130 hours in Jordan
The first thing that you feel in Jordan once you land is, goose bumps. Not just the tiny ones on your arm because of the cold air whistling through your nostrils, ears and other orifices but the type that makes your senses go bump with awe as you look out on to the gentle contours of the sand coloured landscape. Please note that when I say gentle it doesn’t denote flatness or plain-ness. What it means is that there is a calm exterior that hides within itself years of holy wars, events of biblical consequences, aggressive conversations between warring tribes when metal met metal and rivers of blood flowed through the canyons etched out of the surrounding granite hills. Driving towards our hotel with the calmness wrapped around me I could feel also feel the ebb and flow of history all around. Civilizations had left their mark in this country of a few million.
Amman is a chatter-box of a city. Constantly hustling, selling, talking, eating, drinking, arguing, laughing, shouting out in excitement, joking… its myriad moods give it an infectious joie de vivre. So we took the easy road, we laughed along with them. The chill in the air (it was December when we were there) brought out the sheeshas in the cafes and a certain thrill of being alive and happy. It’s an ambiance that automatically puts a smile on the lips and a song in the heart. The sun was not out….so what! It was drizzly and cold ….so what! The day was short and grey….so what! You get the picture? That’s what a song in the heart does.

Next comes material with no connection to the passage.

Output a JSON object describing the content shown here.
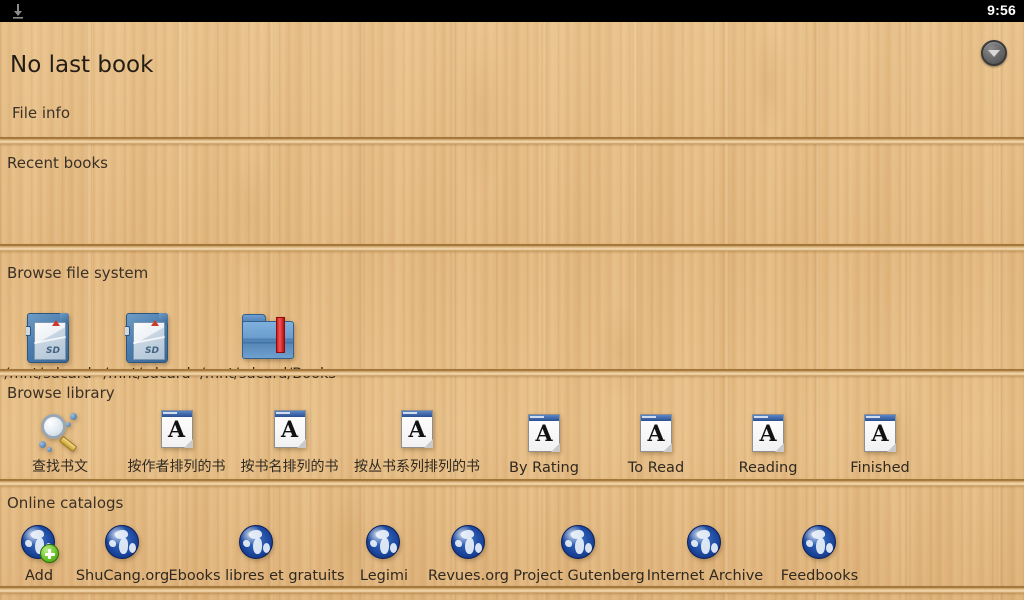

We travelled on the road to Petra the next day through some truly jaw-dropping vistas. The place where Moses stood and looked out on to the Holy Land. The hills of Jericho. The undulating, unending landscape of sand and stone through which the Jordan river snaked its way. The spot where Christ was baptized. There was so much history all around that we could almost reach out and touch it.
After the clammy saltiness of the Dead Sea it was time for Petra, that magnificent outpost of civilization carved into stone. The road to Petra prepares you for this revelation. Giant sandstone rocks carved through the centuries with wind and water looked down at us haughtily. Their colours changed with the intensity of the sunlight. All around there was a sense of vastness and wonder about the many civilizations that this Biblical land had been home to. The walk through the Siq makes one feel utterly inconsequential in the face of such incredible beauty, and then…. the Treasury reveals itself. All you can do is stare at it in wonder and take it all in with all your senses. The camel guy and the young boy trying to lure you to take a donkey ride and the annoying trinket seller all fade into the background. What remains is the thought, have we really evolved or did evolution stop centuries ago?
The sandy dunes of Wadi Rum were ringed by spectacular sandstone and granite mountains as old as time itself. They looked down at us with deeply furrowed majesty their expression light and dark in turns depending on which way the sun shone. That nature could continue to surprise us so relentlessly was surprising. The stark landscape seemed so extraterrestrial and as we settled into our Bedouin tent for the night the silence all around lit up by the blazing stars. I felt like a million bucks!